Why You Can't Be A Victim As Well As A Success

I've told my story many times over the years, and am always happy to share it with others in the hope that they will be able to either change things in their lives that may be making them feel uncomfortable or unhappy, or recognise those things in others - and offer support.

I think it's our duty, as humans, to help each other.

Of course, when you tell your story, it is often then communicated by others, and one of the words that has been used to describe me in the past is 'victim'.

  • 'Victim' of childhood abuse
  • 'Victim' of domestic abuse
  • 'Victim' of the education system

The list of scenarios goes on.

But I don't see myself as a victim, in fact I would go as far as to say that I actively counter the description of victim. It's not a word I can associate with; it has no resonance or connection for me, and I just, plain, don't like it.

Why? 

The instant you are described as a victim, two things happen. Firstly, people feel sorry for you (please don't feel sorry for me), and secondly there's then an imbalance of power in the relationship. We might not realise it, and it certainly isn't done with malice or intent; but the change is there. And I don't think that what someone else has done to me in the past should carry on having an effect, for other people, in the future. 

Similarly, I don't like being described as a survivor (the more positively perceived version of victim) because that just leads back to being a victim again. You can't be a survivor without having first been a victim.

And here's the biggest thing of all: you can't be a victim, and be a success at the same time.

The two are mutually incompatible. The reason? If you still see yourself as a victim, you're likely to be stuck in the victim mindset (not the same as the victim mentality).
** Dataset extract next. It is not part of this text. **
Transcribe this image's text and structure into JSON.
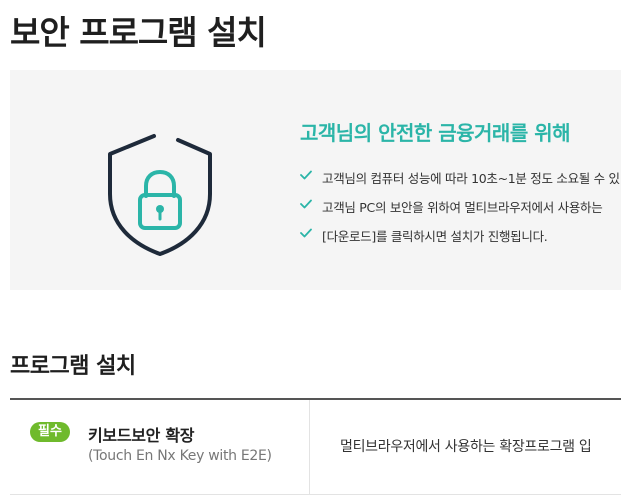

The victim mindset tends to see us believing that we are unable to move forwards because of the harm that has befallen us, that this harm has caused us irreparable damage (that we'll never be able to overcome), that life is too hard or difficult - and that we can't achieve what we want to achieve. We're not strong enough, or determined enough; we don't have enough energy

Now I should say right now that I'm not blaming you, or anyone else who has been a victim somewhere along the line. Far from it. You are more than entitled to be angry, upset, disappointed, frustrated, sad, or any other permutation of feeling, if you've been at the mercy of someone who has hurt, abused, or damaged you. 

More than entitled.

However, you can't move forwards and achieve success - whatever that success might be - if you're still holding on to that negativity. That hurt. That pain.

Because you'll keep going back to it. It'll keep eating away at you; the unfairness, the inequality, the downright wrongdoing that was levelled at you. And you're right to feel those things.

But not forever.

At some point, you have to let go. You have to see it, and accept it, for what it is. What it was. But what it won't be anymore.

You have to say that enough is enough, and that your life is now yours again. That the person who wronged you isn't in control of your life, or of you, anymore. That you've taken over, peace is breaking out, and you're back and happening.

Only when you can truly feel that will you be able to break the shackles of victimhood, and take the reins of success.

1. Accept it for what it is: An outrage, an inequality of epic proportions, and TOTALLY unfair. But are you going to let it eat you up anymore? Are you going to let that person, or event, carry on affecting your life? Or are you going to say 'I accept this, I see it, but I don't allow it to cloud my life any longer'.

2. What happened to you is not the sum of who you are. You are not a bad person, and you didn't ask for, or want, these things to happen. Things happened to you, and they made you feel a certain way, but in order to move forwards the inequality has to end. You need to seek help, take counselling, speak to a friend, or perhaps start meditating or using mindfulness techniques to take hold of your life again. A life of great worth and value.

3. Always remember that you are loved, and when you're loved you can move mountains. I promise you, even if it doesn't seem apparent to you right now; someone, somewhere loves you. Someone somewhere wants you to be happy - and you make them happy. You add to their life. They see your pain, and they want to help. They want to walk this next stage of your journey with you, next to you. Reach out to them, accept their love - and embrace what the world has to offer you.

For whatever you want, your heart's desires, are out there; you just have to leave the label of victim behind, and take on the mantle of successful you.